“I remain concerned … that the Federal Communications Commission may act in a way that would permit broadband providers to discriminate against the content consumers and innovators create and enjoy,” Pelosi writes. “Innovators prefer bright-line rules and worry the proposed rules would force them into commercial arrangements that require payment of tolls in cash or equity to get their ideas on the internet.”
Classifying broadband as a public utility can be done under Title II of the Communications Act. As such, broadband services can be easily regulated by the government, stripping telecom industry of its discretionary powers. However, the lobbying industry may work in favor of telecommunication giants, who want to impose a ‘fast lane’ for clients who are willing to pay more.
Until September 15, the FCC receives public comments on the matter. So far, millions of Americans sent their comments supporting net neutrality and arguing that fast lanes would only be profitable for telecom companies. Fourteen U.S. senators and 38 House members support the transfer of broadband to Title II. Moreover, numerous companies and public interest organizations joined the movement.
The controversy surrounding net neutrality started in January when Verizon brought a lawsuit against the FCC. Three judges agreed that the FCC does not have the power to restrain telecom companies from offering fast lanes. The broadband industry is viewed differently than the phone industry, which is extensively regulated. The court decided that the FCC attempted to apply Title II regulation to Title I regulated companies. However, the court sided with the FCC on the idea of net neutrality.
Telecom companies started getting anxious to propose an internet fast lane because video streaming is highly demanding on the network’s capacity. If people watch Netflix, they ISPs costs increase. So, for example, they are proposing for either an agreement with Netflix, who will have to pay the internet provider directly to ensure its streaming is smooth, or for consumers to have to pay more to enjoy Netflix or Hulu-like services.

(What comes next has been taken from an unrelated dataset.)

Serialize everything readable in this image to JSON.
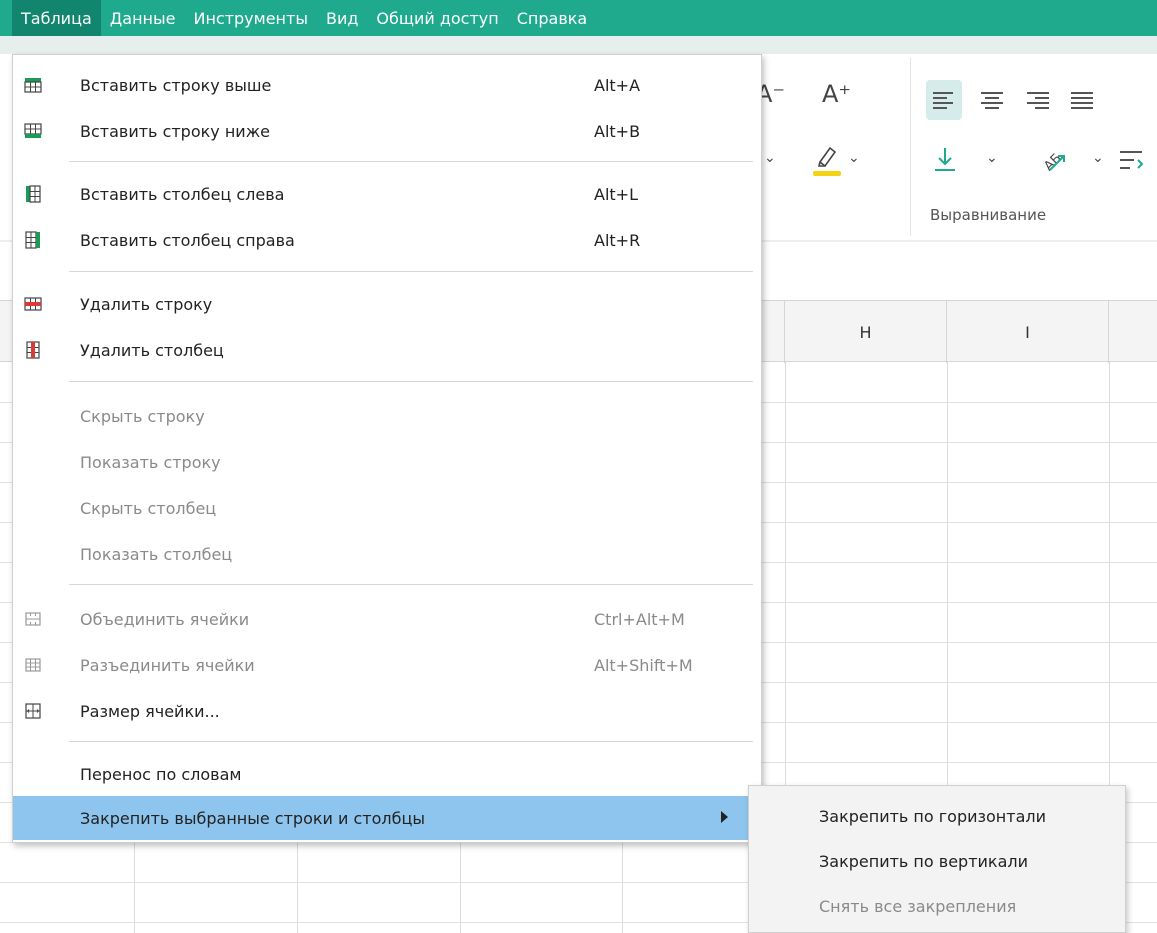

Nancy Pelosi defends net neutrality, while Reddit, Netflix and numerous other companies are protesting online on Wednesday against internet fast lanes.